[Data shown]

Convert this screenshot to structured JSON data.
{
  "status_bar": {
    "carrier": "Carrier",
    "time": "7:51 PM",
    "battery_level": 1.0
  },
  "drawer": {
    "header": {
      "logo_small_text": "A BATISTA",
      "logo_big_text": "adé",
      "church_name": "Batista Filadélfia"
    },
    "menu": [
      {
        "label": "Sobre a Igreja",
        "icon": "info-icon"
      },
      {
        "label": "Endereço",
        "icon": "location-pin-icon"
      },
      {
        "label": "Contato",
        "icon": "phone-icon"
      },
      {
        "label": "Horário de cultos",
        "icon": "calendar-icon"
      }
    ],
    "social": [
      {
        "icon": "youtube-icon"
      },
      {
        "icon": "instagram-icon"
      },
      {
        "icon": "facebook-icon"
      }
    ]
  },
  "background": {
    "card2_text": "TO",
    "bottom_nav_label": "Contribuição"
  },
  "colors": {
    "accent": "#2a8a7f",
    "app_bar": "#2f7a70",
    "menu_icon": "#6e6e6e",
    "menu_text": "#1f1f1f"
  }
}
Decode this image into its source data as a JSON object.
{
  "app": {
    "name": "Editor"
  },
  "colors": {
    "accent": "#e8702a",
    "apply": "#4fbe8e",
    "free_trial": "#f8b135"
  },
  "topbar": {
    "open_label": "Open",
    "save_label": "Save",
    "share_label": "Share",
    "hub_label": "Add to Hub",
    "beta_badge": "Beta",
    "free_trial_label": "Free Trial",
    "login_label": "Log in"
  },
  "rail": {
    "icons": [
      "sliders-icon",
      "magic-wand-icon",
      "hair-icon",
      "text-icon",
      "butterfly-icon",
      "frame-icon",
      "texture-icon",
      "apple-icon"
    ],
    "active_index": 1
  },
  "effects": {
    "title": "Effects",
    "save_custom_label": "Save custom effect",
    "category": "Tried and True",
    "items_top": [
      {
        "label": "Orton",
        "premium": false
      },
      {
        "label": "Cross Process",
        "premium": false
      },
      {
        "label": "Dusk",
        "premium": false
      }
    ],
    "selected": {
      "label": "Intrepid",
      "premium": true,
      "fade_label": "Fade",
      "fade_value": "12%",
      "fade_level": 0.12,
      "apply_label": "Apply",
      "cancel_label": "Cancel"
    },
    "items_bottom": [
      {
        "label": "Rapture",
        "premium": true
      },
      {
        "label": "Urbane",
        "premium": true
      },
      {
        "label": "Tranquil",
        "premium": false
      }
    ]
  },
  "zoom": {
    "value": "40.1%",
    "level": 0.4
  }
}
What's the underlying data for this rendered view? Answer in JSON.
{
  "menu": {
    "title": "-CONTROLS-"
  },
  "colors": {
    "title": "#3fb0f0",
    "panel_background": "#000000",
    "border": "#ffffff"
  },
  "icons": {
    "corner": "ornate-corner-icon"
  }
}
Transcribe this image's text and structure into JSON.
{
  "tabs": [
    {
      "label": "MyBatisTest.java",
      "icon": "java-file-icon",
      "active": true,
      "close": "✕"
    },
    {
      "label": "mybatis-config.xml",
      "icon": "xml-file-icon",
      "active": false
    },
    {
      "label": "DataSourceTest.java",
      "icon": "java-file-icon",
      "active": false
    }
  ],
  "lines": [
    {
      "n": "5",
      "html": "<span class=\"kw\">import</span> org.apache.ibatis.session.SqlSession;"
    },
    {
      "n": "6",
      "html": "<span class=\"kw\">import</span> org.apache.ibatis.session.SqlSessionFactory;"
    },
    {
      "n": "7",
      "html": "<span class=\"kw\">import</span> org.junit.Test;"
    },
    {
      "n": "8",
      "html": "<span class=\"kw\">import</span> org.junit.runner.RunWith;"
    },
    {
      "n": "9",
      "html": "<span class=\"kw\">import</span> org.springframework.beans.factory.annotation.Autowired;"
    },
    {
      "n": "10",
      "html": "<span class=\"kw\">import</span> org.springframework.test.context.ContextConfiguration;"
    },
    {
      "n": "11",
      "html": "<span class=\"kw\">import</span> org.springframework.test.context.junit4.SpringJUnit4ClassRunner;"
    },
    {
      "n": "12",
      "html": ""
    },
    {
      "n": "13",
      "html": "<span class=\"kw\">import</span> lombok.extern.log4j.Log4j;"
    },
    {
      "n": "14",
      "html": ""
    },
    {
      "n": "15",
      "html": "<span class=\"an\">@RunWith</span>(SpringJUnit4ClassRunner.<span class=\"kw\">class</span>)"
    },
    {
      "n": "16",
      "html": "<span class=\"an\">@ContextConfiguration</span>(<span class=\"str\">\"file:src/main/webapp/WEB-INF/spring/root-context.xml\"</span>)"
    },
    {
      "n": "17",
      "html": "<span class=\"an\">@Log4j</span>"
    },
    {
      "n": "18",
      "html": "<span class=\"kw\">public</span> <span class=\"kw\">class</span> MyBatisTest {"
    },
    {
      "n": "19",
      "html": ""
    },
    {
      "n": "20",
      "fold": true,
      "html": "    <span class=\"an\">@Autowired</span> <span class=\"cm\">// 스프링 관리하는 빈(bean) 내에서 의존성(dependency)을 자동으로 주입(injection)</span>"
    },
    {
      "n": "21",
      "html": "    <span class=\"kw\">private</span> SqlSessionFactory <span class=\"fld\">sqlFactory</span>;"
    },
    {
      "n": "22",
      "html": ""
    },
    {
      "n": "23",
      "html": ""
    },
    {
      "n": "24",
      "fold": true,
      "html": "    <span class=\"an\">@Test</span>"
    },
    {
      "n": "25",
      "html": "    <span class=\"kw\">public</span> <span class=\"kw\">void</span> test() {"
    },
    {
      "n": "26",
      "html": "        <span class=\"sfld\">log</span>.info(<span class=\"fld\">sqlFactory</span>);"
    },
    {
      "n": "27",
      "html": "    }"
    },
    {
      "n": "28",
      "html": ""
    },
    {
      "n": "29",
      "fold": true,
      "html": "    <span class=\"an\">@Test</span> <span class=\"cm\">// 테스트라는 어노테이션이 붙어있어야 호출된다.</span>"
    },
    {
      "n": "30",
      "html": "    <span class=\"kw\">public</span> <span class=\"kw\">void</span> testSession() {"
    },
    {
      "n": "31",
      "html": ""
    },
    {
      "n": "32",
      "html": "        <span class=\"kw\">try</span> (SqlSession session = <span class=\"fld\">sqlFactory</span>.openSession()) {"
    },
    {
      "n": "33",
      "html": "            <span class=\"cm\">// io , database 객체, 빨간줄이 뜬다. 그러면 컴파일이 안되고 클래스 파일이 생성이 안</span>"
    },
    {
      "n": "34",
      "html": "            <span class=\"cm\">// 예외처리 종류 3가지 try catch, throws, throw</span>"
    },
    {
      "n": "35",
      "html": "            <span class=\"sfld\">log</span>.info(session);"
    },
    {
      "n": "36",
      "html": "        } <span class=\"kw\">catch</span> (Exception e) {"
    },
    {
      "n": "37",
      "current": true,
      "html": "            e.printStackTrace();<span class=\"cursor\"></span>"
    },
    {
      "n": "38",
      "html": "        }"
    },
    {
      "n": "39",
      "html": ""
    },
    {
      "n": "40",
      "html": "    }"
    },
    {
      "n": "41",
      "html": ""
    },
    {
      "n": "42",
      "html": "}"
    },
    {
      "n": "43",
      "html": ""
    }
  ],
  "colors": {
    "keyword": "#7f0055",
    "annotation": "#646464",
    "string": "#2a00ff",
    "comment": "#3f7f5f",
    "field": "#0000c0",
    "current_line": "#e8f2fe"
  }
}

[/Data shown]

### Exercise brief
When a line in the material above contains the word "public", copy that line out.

### Completed exercise
      "html": "<span class=\"kw\">public</span> <span class=\"kw\">class</span> MyBatisTest {"
      "html": "    <span class=\"kw\">public</span> <span class=\"kw\">void</span> test() {"
      "html": "    <span class=\"kw\">public</span> <span class=\"kw\">void</span> testSession() {"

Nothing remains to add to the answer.